67 TDcroppedThe ISO TC265 met in Oslo this week and had a break from the work of standards development to visit the capture test facility at Heidelberg’s Norcem Brevik cement plant. The cement industry is responsible for around 1.9GTof global CO2 emissions, so Europe’s first CO2 capture test facility in the cement industry is an important development, and is organized by Heidelberg Cement, Norcem and the European Cement Research Academy (ECRA) . Commencing in 2013, so far it has tested four capture technologies, based on amine, solid sorbet, membrane, and calcium looping. The latest of these to be tested is Aker’s amine capture and this was seen in-place by the ISO group. This option is capturing over 90% of the CO2 from the slip-streamed flue gas stream, producing 99.9% CO2 stream, with full utilization of the waste heat. This stage of testing of these four technologies ends next month, but more R&D and benchmark evaluations are being planned for this facility. The ISO attendees also found it interesting just to experience an operating cement plant up close, providing an education on cement production from a historic plant that achieves its 100 year anniversary next year and exports its cement products widely around the world. Heidelberg uses a range of options to reduce its CO2 emissions, CCS just being one. The others include the use of alternative fuels, including, RDF, bone meal and other wastes, such that these now make up around 60% of the plant’s fuel, displacing coal as a fuel.
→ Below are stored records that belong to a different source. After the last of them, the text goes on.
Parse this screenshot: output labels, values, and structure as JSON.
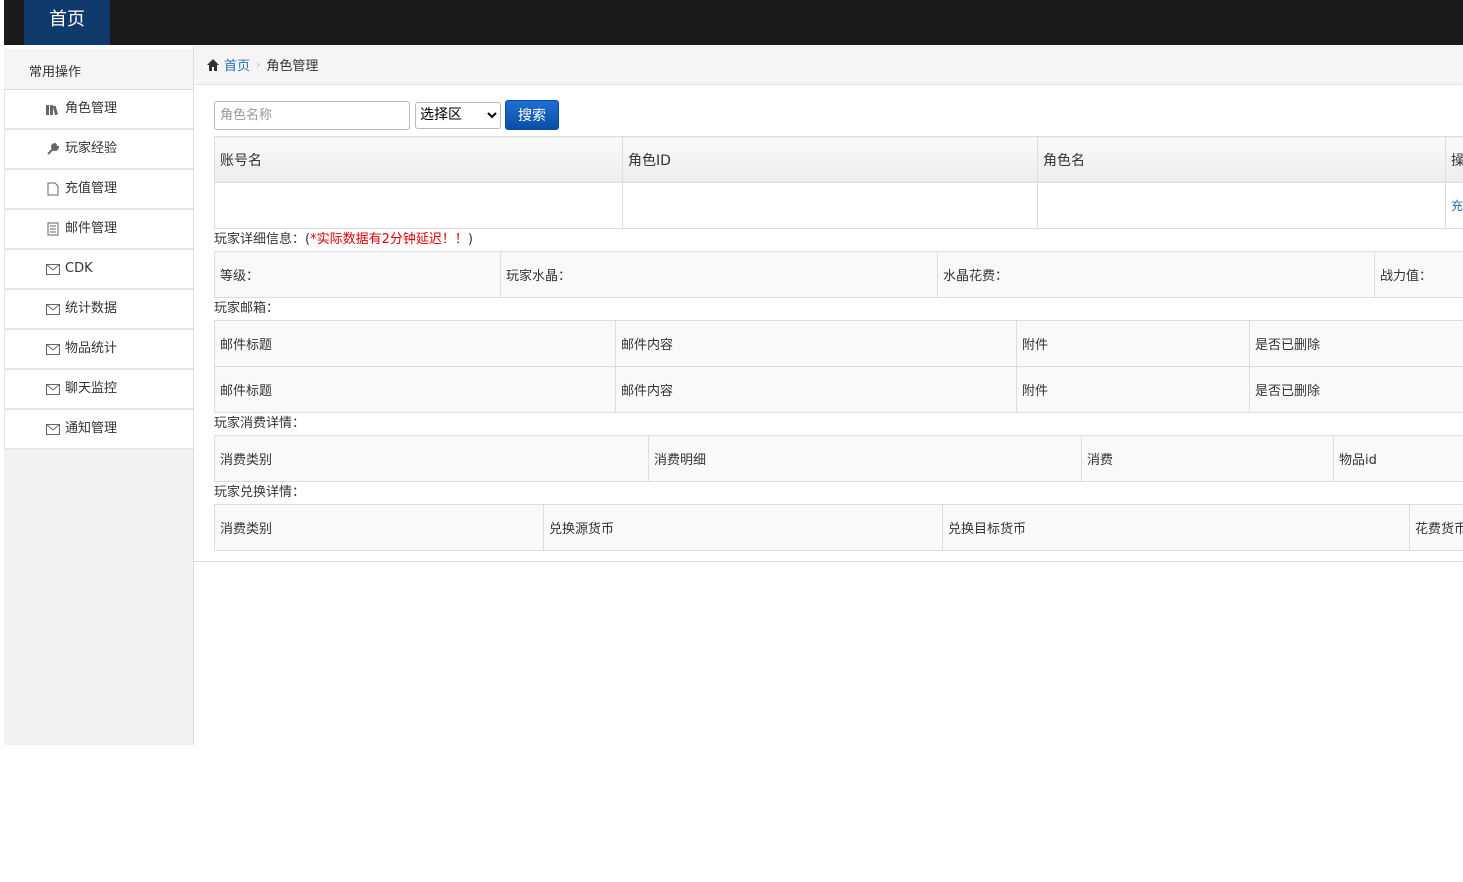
{
  "topbar": {
    "home_tab": "首页"
  },
  "sidebar": {
    "group_title": "常用操作",
    "items": [
      {
        "label": "角色管理",
        "icon": "books-icon"
      },
      {
        "label": "玩家经验",
        "icon": "wrench-icon"
      },
      {
        "label": "充值管理",
        "icon": "document-icon"
      },
      {
        "label": "邮件管理",
        "icon": "list-icon"
      },
      {
        "label": "CDK",
        "icon": "envelope-icon"
      },
      {
        "label": "统计数据",
        "icon": "envelope-icon"
      },
      {
        "label": "物品统计",
        "icon": "envelope-icon"
      },
      {
        "label": "聊天监控",
        "icon": "envelope-icon"
      },
      {
        "label": "通知管理",
        "icon": "envelope-icon"
      }
    ]
  },
  "breadcrumb": {
    "home": "首页",
    "current": "角色管理"
  },
  "search": {
    "placeholder": "角色名称",
    "select_value": "选择区",
    "button": "搜索"
  },
  "role_table": {
    "headers": [
      "账号名",
      "角色ID",
      "角色名",
      "操"
    ],
    "row": [
      "",
      "",
      "",
      "充"
    ]
  },
  "detail": {
    "label_prefix": "玩家详细信息：(",
    "warning": "*实际数据有2分钟延迟！！",
    "label_suffix": ")",
    "fields": [
      "等级：",
      "玩家水晶：",
      "水晶花费：",
      "战力值："
    ]
  },
  "mail": {
    "label": "玩家邮箱：",
    "rows": [
      [
        "邮件标题",
        "邮件内容",
        "附件",
        "是否已删除"
      ],
      [
        "邮件标题",
        "邮件内容",
        "附件",
        "是否已删除"
      ]
    ]
  },
  "consume": {
    "label": "玩家消费详情：",
    "headers": [
      "消费类别",
      "消费明细",
      "消费",
      "物品id"
    ]
  },
  "exchange": {
    "label": "玩家兑换详情：",
    "headers": [
      "消费类别",
      "兑换源货币",
      "兑换目标货币",
      "花费货币"
    ]
  }
}
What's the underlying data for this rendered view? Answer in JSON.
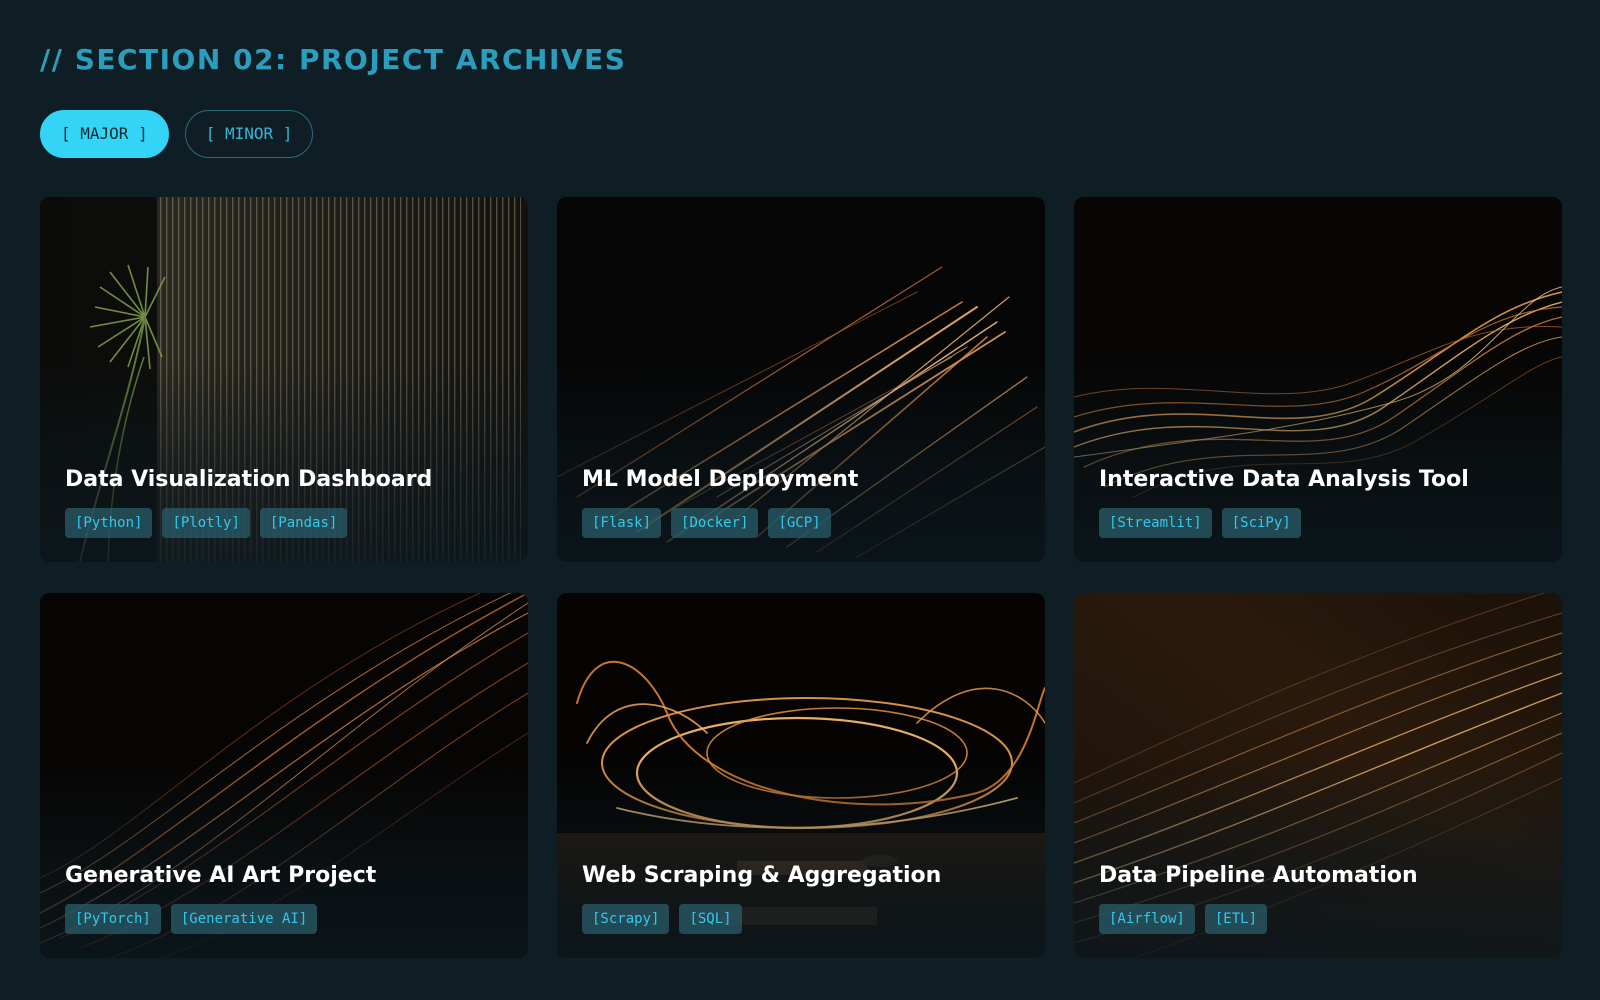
{
  "section": {
    "title": "// SECTION 02: PROJECT ARCHIVES"
  },
  "filters": [
    {
      "label": "[ MAJOR ]",
      "active": true
    },
    {
      "label": "[ MINOR ]",
      "active": false
    }
  ],
  "colors": {
    "background": "#0f1e24",
    "accent": "#33d4f6",
    "title_teal": "#2b9dbd",
    "tag_text": "#34c8ea"
  },
  "projects": [
    {
      "title": "Data Visualization Dashboard",
      "tags": [
        "[Python]",
        "[Plotly]",
        "[Pandas]"
      ],
      "image": "vertical-light-bars-with-palm"
    },
    {
      "title": "ML Model Deployment",
      "tags": [
        "[Flask]",
        "[Docker]",
        "[GCP]"
      ],
      "image": "diagonal-light-streaks"
    },
    {
      "title": "Interactive Data Analysis Tool",
      "tags": [
        "[Streamlit]",
        "[SciPy]"
      ],
      "image": "wavy-light-trails"
    },
    {
      "title": "Generative AI Art Project",
      "tags": [
        "[PyTorch]",
        "[Generative AI]"
      ],
      "image": "sweeping-light-curves"
    },
    {
      "title": "Web Scraping & Aggregation",
      "tags": [
        "[Scrapy]",
        "[SQL]"
      ],
      "image": "swirling-light-loops"
    },
    {
      "title": "Data Pipeline Automation",
      "tags": [
        "[Airflow]",
        "[ETL]"
      ],
      "image": "dense-light-strands"
    }
  ]
}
Seeing the capture test facility at such a historic plant provided an appreciation of the retrofitability of these capture technologies.

The ISO TC265 week-long meeting was provided with another break from standards development with a half-day seminar on CCS in Norway. The 20 years and 20 million tonnes of CO2 injected by Statoil and the CCS policies and R&D programmes were shared and celebrated. News included that the US DOE have recently announced funding for GE, Alstom and the University of Kentucky to test their capture technologies at Technology Centre Mongstad (TCM). Also interesting was the work by Aker Solutions on doing CO2 EOR offshore, with some novel ideas of placing components subsea. We also learned that Sleipner was named after an ejosirt-legged horse in Norse mythology, apparently the best horse available for Odin to ride, so quite appropriate perhaps for that project.

This ISO TC265 meeting was attended by over 70 experts in CCS and standards from its 20 member countries and Liaison organisations such as IEAGHG. As this ISO world progresses with producing technical reports and standards development for all parts of the CCS chain (several draft standards now exist for transport, storage and terminology), IEAGHG contributes the results of its technical programme, and presented an update on recent and forthcoming activities. Of particular relevance to the work of TC265 is the Special Issue of the International Journal of Greenhouse Gas Control on the developments since the IPCC Special Report, which provides excellent summaries of the status of CCS technologies.